Entries supplied:
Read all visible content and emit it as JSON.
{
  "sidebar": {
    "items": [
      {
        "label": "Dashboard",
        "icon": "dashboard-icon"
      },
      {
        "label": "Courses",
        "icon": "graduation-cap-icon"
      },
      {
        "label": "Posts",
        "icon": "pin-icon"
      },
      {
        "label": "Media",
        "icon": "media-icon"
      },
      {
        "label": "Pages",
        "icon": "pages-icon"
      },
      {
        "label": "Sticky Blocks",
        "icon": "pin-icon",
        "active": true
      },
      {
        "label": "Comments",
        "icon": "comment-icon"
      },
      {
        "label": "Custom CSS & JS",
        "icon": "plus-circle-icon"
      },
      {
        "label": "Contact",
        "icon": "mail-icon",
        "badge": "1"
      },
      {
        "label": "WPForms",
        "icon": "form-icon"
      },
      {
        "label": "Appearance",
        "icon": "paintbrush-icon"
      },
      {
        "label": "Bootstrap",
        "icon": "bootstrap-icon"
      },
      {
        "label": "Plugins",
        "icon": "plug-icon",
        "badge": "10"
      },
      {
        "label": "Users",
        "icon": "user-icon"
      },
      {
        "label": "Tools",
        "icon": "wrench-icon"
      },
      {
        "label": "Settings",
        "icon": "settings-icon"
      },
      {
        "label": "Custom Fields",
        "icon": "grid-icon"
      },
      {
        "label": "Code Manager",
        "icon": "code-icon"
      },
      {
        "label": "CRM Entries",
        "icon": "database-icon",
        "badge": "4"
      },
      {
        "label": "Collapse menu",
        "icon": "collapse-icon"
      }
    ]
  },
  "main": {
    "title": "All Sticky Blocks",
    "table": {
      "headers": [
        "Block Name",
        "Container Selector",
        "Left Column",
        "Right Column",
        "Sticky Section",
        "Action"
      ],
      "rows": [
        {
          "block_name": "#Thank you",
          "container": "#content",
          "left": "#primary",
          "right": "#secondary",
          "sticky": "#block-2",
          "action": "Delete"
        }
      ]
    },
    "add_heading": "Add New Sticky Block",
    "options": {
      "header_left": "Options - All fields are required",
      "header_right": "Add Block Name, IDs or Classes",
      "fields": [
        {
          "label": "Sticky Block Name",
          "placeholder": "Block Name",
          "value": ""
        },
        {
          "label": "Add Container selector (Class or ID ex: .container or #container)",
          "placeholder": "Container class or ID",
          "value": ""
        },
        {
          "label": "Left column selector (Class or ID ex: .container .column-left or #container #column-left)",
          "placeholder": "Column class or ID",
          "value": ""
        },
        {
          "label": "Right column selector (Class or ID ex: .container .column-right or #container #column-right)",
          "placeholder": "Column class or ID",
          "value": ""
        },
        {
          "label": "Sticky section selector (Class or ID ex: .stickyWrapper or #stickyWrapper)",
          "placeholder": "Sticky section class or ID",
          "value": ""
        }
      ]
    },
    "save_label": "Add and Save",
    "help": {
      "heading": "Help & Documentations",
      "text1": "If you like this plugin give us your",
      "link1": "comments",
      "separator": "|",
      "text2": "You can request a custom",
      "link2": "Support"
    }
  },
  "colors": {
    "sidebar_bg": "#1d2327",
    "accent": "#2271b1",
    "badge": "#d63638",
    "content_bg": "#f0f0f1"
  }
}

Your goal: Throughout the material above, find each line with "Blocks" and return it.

Output below:
        "label": "Sticky Blocks",
    "title": "All Sticky Blocks",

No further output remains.